Conductor Maestro Yorgus takes his final bow after concluding the wind ensemble performance. (Ally Beckwitt/Lariat)
Saddleback’s Wind Ensemble takes the stage at the McKinney Theatre on the night of Friday October 6 for their first concert of the year titled October Winds. Conducted by Maestro Yorgus Kouritas, he led the musical group through seven different pieces, each ranging in style, tempo and difficulty.
They began the night with a piece called Introduction, Song & Gigue composed by Ralph Lehman which integrated a saxophone solo.
“My favorite piece was the saxophone solo,” third chair flute and piccolo player Betty Whyte said. “We just got that piece like one rehearsal ago and he is so awesome.”
Kouritas then led the band through a slow piece and onto an ensemble that was composed of many different styles and tempos.
This composition was created by William Walton and is made up of nine movements, each ranging in tempos, sound, and tone. In between each song performance Kouritas explained each of the compositions and the background behind the song itself and the composer.
“Originally the nine movements were for solo piano were intended for his niece Elizabeth Walton,” said Kouritas. “After a few transformations we received a final wind ensemble version.”
Folk Dances the next piece performed was written by Dmitri Shostakovich, one of the greatest composers and certainly the best to have come from former Soviet Union. During that time in Soviet Union composers were pressured to compose in a specific style that would satisfy the officials. If they did not write in that way they were asked to and followed their own path composers faced the risk of being exiled for many years.
“Folk Dances was the dance of youth, purely instrumental movement intended to lighten up the suites,” said Kouritas. “That includes several Russian folk melodies strung together one after the other as a rise to a big finish.”
The concluding number was Selections From Porgy and Bess composed by George Gershwin. Porgy and Bess is originally an opera with a libretto written by Dubose Heyward and the opera was adapted from Heyward’s play Porgy.
“George Gershwin was a genius of a composer,” said Kouritas. “He was the first composer who in the 20 century combined classical and jazz.”
The wind ensemble instruments for the evening were made up of clarinets, trumpets, flutes, horns, saxophones, tubas, trombones, euphoniums, timpani-percussion, a bassoon and an oboe.
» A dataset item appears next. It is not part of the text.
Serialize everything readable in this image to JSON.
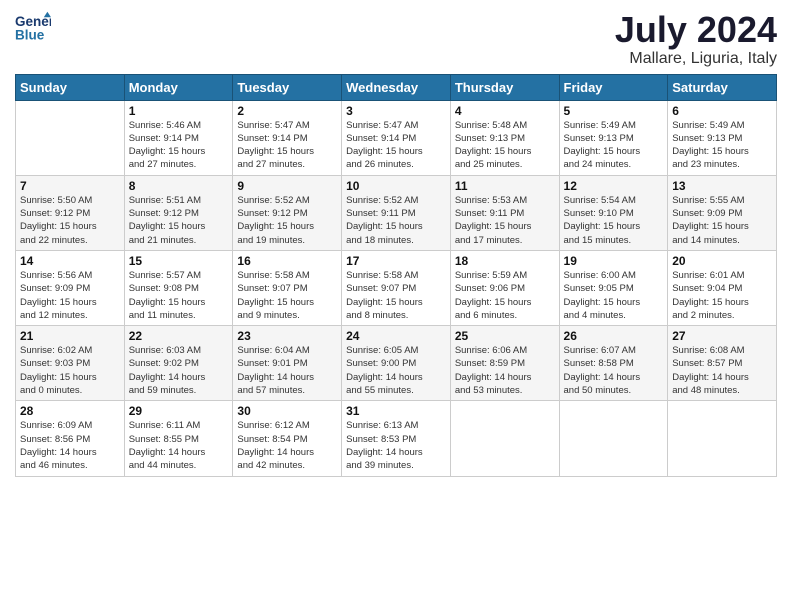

Two of the ensemble members, Betty Whyte and MaryAnn McNamara, have been a part of this music group at Saddleback since the late 90s.
“Some of our pieces are more challenging and some are relaxing,” said MaryAnn McNamara. “Folk Dances, that’s a real challenging piece and so I like it for that reason and the Porgy and Bess is fun to play some pop-musical type things just because it is so relaxing and you get to play a more jazzy style music.”
The next scheduled wind ensemble performance is dated for December 7 and will directed by Yorgus Kouritas again.